Toronto may lose up to 400 police officers under a $20-million buyout plan being introduced next week.
The Toronto Police Service is one of at least three city agencies – the others being the Toronto Public Library and the Toronto Transit Commission – employing more than 20,000 people that are devising buyout plans as a way of meeting Mayor Rob Ford's demand to cut budgets by 10 per cent.
Announced in July, the city's buyout program, or Voluntary Separation Program, was offered to 17,000 City of Toronto workers. But employees of the city's 108 arms-length agencies were not included.
But over the coming weeks, the city will pull many of those agencies into the buyout fold.
At its meeting next week, the Toronto Police Services Board will consider a recommendation from chair Alok Mukherjee to create a "voluntary exit program" for as many as 400 uniformed officers, subject to $20-million in funding from the city.
The Toronto Library Board will consider a similar offer at its Sept. 13 meeting, also contingent upon money coming from the city.
And while TTC officials would not confirm it, commissioners are expected to consider a buyout package for its 12,000 employees when they meet on Sept. 16.
Both the mayor's office and the city manager's office said Thursday that agency boards had come up with the idea without any direction from city hall.
"There's been no direction from the city manager or council to extend the Voluntary Separation Program to agencies, boards and commissions, however ABCs can introduce a similar program if they wish," said city spokeswoman Jackie DeSouza in an e-mail.
Questions remain about who will fund the buyouts and how effective they will be in trimming department budgets.
In the case of the Toronto Public Library, staff have calculated it must cut 50 positions, many of which would have been otherwise put towards extending library hours as part of the agency's Open Hours Vision.
"Those positions being targeted for voluntary separation are the same ones we were going to use to expand library hours across the city," said board vice-chair Adam Chaleff-Freudenthaler. "Now we're going to stop that program in its place, and I don't think that's fair to the library going public. It amounts to a service cut."
The library already loses around 70 workers a year through attrition. "And now we'll have to pay those people to leave," said Mr. Chaleff-Freudenthaler. "It doesn't make any financial sense."
The head of Toronto's police union also expressed concerns with any exit package, saying losing too many officers could result in service declines.

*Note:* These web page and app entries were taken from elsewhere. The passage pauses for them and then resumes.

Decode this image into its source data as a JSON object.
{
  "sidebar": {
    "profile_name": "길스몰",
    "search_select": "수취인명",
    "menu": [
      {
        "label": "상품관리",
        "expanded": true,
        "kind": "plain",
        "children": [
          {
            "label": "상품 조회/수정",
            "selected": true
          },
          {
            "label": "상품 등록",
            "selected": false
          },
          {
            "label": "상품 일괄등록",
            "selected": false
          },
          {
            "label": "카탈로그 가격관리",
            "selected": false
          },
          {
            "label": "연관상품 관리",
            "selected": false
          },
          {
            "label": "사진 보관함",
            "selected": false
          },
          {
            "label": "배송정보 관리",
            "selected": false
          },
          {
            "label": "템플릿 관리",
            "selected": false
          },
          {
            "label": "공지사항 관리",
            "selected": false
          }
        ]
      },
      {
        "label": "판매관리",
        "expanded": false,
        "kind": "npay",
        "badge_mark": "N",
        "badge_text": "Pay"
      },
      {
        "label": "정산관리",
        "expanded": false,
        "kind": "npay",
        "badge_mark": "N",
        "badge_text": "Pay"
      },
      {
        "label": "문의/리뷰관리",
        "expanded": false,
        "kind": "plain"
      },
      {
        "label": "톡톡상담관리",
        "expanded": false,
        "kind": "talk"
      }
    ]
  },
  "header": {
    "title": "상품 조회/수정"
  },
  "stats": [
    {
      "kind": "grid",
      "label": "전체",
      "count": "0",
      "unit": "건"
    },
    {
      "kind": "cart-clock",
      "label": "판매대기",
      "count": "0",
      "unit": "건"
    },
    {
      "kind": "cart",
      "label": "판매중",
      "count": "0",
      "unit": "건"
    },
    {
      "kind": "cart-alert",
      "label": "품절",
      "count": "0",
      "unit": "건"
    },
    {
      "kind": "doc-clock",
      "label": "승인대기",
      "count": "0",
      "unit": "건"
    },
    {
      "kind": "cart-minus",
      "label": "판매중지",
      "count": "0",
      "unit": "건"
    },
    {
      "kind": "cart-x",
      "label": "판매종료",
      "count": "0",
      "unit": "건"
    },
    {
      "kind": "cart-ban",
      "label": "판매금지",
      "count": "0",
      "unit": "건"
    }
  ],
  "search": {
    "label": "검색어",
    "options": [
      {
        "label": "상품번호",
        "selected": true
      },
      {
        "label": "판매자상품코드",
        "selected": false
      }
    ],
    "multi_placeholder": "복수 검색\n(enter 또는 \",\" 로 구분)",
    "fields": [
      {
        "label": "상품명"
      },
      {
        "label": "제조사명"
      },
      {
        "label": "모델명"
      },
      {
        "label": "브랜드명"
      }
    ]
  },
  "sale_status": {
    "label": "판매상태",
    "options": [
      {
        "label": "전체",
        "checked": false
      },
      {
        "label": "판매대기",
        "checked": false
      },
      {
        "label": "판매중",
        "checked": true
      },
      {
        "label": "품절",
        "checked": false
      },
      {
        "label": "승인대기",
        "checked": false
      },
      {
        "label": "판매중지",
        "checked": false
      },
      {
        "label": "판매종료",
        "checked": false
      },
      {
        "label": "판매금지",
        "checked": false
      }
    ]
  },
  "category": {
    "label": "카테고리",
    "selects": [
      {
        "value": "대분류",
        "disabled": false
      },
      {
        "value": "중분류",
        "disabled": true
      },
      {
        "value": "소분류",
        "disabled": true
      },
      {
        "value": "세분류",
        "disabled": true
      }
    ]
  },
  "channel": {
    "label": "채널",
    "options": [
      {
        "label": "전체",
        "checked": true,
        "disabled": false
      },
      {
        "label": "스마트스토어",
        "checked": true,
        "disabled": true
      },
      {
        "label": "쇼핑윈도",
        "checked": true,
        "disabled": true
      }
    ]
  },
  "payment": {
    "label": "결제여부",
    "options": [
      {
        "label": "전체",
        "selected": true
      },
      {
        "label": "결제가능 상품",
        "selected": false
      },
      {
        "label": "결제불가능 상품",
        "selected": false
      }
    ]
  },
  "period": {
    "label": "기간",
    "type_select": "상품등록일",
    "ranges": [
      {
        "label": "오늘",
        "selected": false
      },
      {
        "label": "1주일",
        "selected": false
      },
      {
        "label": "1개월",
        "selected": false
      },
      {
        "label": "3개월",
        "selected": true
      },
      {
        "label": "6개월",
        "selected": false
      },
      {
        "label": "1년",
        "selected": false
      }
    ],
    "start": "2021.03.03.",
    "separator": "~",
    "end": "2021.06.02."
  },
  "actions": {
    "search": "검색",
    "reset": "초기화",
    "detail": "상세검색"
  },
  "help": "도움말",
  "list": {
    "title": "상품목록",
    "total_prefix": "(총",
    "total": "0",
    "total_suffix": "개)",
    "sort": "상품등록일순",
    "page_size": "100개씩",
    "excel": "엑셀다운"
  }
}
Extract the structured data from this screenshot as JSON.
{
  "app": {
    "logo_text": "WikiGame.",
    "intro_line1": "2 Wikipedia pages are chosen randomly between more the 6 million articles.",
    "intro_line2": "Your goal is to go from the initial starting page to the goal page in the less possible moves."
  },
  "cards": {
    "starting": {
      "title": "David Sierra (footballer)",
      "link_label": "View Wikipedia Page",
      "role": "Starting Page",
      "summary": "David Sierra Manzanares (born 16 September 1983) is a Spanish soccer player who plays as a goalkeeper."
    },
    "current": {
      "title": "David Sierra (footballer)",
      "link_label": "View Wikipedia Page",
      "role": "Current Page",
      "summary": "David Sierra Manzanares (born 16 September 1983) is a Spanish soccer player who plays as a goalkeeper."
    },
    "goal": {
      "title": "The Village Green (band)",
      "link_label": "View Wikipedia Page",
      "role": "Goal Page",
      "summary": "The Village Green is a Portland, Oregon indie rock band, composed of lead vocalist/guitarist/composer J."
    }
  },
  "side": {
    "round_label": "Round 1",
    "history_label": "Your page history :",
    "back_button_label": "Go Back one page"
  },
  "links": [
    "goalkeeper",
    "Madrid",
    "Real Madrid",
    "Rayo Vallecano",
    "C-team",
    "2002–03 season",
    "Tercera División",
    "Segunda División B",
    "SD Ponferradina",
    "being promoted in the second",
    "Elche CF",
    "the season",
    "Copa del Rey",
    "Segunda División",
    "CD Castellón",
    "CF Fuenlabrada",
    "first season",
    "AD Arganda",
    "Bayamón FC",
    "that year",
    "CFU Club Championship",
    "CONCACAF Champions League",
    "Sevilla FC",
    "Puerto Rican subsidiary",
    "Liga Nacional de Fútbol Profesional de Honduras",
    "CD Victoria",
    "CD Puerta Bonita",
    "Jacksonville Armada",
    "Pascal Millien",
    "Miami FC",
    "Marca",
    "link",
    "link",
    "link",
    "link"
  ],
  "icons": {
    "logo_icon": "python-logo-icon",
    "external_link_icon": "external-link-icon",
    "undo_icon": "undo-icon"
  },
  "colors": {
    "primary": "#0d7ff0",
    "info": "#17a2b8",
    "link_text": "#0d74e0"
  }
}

"We'll definitely have to sit down with the chief and have a long, hard look at this," said Mike McCormack, president of the Toronto Police Association. "My concern is how many officers you can go down before you jeopardize the public and jeopardize officer safety."
The police board will also consider a recommendation to defer all new hiring until 2013. On average, about 250 members leave the force each year due to retirement, according to Mr. McCormack, putting the total force reduction at 650 between attrition and buyouts. That still falls well short of the 1,000 officers Chief Bill Blair said would lose their jobs if Mr. Ford follows through with a 10-per-cent cut to the police budget.
"There are concerns," said Mr. McCormack of the hiring freeze. "In the early '90s we went down a few hundred officers due to attrition and it took many years for the force to recover. If you don't hire for years, you lose that new crop of officers coming up the ranks every year. You lose a lot of valuable talent that way."